The MAST consortium is looking at all leading-edge materials which could create battle-winning advantages for UK armed forces. This includes low observable materials, coatings or materials that can't easily be detected using acoustic, infrared or radar devices. This could mean advanced lightweight materials that absorb radar energy or materials that change the signature of a vehicle or person meaning it is more difficult to detect.
DSTL, together with MAST members, also looks at smart materials and active structures, structural materials for military equipment and issues relating to through-life capability management (TLCM).
Smart materials and active structures, includes materials that self-heal or change shape. Curtis adds: "Practical materials that morph into other shapes or self-healing materials are available in the lab now and will soon be in use in military equipment, in say five to ten years. This could mean that damage in service to perhaps an aircraft wing, for example from an accidental bird strike or ballistic impact, could be stopped from getting worse, perhaps even partially restoring performance."
These materials, known as composites, are modified fibre-reinforced plastics. Composites such as carbon fibre reinforced epoxy resins are already widely used in current aircraft such as the Typhoon Eurofighter and the joint strike fighter and are likely to feature even more extensively in future unmanned air vehicles.
In modified composites, one of the self repairing mechanisms being studied is mimicking nature, since natural organisms have a significant degree of self-repairing capability. Curtis continues: "The composite materials in development have a network of vascular structures to deliver repair materials to the site of any damage.
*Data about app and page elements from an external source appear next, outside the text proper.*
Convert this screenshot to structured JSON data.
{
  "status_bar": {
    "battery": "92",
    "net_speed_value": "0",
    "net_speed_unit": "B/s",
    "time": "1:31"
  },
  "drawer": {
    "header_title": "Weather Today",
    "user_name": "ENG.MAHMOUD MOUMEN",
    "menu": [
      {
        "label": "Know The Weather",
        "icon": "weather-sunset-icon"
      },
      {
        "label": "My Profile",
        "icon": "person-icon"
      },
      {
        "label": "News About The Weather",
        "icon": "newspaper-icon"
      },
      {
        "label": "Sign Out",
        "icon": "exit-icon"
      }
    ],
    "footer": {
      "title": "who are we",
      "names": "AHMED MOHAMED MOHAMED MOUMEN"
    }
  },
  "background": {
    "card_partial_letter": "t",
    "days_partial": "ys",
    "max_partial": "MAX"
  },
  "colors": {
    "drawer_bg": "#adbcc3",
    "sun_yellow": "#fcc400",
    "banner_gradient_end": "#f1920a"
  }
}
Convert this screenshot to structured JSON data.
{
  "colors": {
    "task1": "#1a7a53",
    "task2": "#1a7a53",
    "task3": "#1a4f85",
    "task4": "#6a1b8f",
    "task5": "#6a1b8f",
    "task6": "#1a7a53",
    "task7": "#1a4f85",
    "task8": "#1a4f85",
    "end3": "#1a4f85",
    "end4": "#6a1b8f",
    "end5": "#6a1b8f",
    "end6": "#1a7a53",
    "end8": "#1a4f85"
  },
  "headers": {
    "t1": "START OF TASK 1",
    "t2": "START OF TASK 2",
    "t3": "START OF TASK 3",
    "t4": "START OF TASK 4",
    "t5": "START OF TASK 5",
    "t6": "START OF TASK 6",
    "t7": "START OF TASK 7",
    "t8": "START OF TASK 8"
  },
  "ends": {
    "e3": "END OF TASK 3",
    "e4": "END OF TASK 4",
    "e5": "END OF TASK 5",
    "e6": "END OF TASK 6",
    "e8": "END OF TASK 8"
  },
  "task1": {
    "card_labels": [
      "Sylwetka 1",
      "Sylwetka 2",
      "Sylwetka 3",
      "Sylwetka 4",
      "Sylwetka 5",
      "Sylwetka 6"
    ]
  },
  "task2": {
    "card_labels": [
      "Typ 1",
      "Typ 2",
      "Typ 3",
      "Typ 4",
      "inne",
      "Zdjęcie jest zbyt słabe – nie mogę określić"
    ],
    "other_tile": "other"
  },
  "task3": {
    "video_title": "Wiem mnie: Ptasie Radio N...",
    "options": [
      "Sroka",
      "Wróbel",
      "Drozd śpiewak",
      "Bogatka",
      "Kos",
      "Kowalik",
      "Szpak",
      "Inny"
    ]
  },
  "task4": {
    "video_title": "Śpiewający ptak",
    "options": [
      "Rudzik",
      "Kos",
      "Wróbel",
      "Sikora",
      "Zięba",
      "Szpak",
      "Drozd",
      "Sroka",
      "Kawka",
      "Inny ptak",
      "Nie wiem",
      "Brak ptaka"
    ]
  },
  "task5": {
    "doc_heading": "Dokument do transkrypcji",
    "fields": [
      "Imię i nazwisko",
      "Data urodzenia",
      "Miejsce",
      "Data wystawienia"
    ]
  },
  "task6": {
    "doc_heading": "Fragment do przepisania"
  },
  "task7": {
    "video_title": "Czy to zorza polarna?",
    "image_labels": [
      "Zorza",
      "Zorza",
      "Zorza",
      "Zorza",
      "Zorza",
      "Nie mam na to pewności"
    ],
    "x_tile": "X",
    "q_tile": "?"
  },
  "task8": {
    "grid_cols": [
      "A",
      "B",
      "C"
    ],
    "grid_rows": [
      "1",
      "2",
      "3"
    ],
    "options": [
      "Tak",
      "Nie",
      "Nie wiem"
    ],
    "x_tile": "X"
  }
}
It is hoped these could help restore the mechanical properties of military equipment and reduce the need for expensive repairs and withdrawal from service."
Research into self-healing materials is part of DSTL's work with the University of Bristol and Imperial College London, partly through the MAST consortium but also through a jointly funded project with the Engineering and Physical Sciences Research Council (EPSRC) called Crashcomps.
DSTL works with a range of companies, universities and SMEs, as James summarises: "We want the brightest and best people with great ideas for innovative research that is going to provide future options for our force protection."
Companies and universities from all over the UK have received funding from DSTL to research new developments that can provide the battle-winning edge and much of this backing has reared tangible results.
Advance Defence Materials has researched the viability of an auxetic yarn – a material that gets thicker as it is stretched. The Rugby-based SME believes that these materials could be used in combat clothing with the capability of resisting fragmentation, while remaining stretchy and comfortable to wear.
Two programmes of research undertaken by BAE Systems have also been based in material research. One involves shear thickening fluid (STF) technology and a potential material that is flexible but becomes rigid when struck, the second combines layers of materials in an interlocked sandwich, enhancing strength and toughness.
Nature has proved to be the inspiration for researchers at the University of Bristol who have turned to mollusc shells for a design template. The nacre-like tiles, a bit like the layers inside a shell, could absorb energy over a large area as the internal cells collapse pulling in neighbouring tiles.
This article was first published in our sister publication Defence & Security Systems International.